# [HOW TO COMPLETE THIS TASK]
A complete answer lists every line of the entries below where the string "into" appears.
────────────────────────────────────────
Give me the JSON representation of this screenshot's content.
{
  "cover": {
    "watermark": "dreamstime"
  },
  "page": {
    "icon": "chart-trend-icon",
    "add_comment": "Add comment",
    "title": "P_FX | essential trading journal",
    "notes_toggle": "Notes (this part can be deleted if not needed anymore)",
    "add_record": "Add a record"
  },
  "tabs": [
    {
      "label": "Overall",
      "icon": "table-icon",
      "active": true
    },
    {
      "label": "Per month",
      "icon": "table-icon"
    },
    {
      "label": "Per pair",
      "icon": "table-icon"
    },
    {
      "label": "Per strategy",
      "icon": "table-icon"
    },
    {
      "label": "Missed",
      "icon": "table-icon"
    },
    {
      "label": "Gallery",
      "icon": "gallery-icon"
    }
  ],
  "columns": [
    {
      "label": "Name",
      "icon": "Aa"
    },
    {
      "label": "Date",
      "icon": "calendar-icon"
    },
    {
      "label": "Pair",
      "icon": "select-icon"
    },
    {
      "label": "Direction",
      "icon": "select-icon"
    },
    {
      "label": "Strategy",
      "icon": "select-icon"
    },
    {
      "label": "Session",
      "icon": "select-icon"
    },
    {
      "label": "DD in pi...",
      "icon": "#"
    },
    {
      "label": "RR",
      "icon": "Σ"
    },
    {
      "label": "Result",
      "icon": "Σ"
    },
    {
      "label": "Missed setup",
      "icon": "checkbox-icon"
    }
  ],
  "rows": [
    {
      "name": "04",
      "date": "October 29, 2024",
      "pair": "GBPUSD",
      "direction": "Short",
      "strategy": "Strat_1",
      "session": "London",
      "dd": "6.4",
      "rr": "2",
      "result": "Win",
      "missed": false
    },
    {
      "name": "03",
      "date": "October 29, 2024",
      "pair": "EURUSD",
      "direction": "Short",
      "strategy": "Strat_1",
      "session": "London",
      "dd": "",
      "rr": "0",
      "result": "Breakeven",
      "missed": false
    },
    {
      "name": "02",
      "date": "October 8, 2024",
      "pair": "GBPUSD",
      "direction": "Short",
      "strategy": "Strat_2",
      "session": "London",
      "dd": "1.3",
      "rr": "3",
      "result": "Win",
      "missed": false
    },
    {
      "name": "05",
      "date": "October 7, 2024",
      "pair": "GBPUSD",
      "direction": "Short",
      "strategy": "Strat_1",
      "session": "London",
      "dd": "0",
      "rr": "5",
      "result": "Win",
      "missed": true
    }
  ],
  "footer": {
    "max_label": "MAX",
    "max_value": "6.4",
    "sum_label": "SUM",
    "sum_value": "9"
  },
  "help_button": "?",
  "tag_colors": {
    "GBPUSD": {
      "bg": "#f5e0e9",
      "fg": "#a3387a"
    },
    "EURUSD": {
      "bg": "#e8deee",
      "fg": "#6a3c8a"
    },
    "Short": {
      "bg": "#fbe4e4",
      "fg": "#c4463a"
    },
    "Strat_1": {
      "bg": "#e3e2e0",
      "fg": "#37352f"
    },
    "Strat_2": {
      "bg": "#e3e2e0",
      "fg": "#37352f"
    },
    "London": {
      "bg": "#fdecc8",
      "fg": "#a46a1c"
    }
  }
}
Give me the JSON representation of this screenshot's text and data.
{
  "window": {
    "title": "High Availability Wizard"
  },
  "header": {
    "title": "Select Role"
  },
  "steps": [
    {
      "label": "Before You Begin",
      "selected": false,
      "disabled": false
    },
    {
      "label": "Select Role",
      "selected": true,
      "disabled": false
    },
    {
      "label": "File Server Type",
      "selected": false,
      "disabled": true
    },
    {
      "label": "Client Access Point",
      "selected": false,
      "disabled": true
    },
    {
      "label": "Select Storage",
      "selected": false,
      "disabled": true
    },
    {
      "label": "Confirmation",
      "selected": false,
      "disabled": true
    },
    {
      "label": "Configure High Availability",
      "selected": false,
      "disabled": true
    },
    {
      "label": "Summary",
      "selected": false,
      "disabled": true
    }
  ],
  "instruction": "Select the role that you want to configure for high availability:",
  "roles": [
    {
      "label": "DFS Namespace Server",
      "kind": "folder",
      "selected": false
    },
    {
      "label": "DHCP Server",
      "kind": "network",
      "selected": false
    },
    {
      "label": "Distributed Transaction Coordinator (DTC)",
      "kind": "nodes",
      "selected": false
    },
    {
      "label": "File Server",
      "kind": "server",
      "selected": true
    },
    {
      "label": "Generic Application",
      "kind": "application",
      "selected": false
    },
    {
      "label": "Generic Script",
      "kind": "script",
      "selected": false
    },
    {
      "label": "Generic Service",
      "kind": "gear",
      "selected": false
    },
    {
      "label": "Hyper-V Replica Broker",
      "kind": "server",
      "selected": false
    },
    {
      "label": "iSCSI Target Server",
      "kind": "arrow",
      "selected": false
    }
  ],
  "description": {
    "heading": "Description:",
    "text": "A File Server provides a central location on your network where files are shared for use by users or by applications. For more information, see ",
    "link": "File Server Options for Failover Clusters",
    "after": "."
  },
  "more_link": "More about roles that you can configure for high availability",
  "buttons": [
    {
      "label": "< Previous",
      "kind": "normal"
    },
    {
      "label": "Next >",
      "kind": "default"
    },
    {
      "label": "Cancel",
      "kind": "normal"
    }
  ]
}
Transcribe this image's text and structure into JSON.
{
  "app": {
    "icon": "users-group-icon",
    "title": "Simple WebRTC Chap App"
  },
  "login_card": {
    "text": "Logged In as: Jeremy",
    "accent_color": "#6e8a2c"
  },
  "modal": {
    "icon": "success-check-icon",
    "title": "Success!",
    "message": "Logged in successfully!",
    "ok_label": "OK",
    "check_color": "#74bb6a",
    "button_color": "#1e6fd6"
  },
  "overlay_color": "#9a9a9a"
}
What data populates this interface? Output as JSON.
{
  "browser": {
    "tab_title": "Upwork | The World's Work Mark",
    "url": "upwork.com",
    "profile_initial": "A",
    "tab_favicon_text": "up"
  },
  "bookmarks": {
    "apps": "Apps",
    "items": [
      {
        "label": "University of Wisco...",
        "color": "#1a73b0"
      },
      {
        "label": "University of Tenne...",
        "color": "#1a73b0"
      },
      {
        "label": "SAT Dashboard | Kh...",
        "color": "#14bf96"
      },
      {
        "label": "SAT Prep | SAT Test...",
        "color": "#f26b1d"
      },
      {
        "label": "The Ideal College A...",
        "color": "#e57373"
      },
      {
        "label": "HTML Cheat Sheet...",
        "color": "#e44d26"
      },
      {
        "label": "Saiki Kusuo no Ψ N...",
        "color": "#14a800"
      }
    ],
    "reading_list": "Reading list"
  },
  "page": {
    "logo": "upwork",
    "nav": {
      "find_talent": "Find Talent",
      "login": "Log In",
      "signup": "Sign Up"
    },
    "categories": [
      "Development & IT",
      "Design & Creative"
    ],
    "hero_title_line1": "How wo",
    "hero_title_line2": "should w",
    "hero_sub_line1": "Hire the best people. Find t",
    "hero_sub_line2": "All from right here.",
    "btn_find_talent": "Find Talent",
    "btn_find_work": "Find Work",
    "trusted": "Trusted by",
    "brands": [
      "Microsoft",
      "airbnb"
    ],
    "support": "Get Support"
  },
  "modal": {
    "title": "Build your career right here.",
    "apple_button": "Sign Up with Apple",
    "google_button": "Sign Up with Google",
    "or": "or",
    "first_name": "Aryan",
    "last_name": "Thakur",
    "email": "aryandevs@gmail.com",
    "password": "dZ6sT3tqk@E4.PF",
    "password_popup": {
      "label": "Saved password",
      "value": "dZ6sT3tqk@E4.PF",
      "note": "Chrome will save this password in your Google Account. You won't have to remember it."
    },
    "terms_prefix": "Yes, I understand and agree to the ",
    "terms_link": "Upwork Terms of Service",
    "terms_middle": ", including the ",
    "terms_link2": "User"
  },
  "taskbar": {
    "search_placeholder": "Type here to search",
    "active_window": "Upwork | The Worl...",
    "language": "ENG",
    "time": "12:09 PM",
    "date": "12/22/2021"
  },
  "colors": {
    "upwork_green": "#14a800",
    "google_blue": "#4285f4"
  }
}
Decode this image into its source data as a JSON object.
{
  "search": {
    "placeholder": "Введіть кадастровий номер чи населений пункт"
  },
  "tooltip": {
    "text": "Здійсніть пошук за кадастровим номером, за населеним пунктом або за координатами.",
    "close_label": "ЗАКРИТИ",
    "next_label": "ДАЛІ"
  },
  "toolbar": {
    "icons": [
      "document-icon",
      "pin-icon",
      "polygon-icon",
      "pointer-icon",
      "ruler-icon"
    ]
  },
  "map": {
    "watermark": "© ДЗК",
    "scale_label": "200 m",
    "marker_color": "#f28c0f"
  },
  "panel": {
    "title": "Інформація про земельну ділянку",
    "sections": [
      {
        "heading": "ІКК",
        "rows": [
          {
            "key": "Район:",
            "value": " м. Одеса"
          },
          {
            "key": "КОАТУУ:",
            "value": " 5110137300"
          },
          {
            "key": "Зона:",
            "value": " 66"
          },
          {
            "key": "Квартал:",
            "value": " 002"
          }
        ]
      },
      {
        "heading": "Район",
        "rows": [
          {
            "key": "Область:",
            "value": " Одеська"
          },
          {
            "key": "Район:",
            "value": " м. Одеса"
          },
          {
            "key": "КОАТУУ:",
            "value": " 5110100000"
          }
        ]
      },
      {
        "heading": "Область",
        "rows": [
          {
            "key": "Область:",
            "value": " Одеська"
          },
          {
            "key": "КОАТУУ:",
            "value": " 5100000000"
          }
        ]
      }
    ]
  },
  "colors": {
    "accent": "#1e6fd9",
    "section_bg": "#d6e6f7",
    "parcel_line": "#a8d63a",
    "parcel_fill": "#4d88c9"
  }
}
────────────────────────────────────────
# [RESULT FOR THIS EXERCISE]
Transcribe this image's text and structure into JSON.
Decode this image into its source data as a JSON object.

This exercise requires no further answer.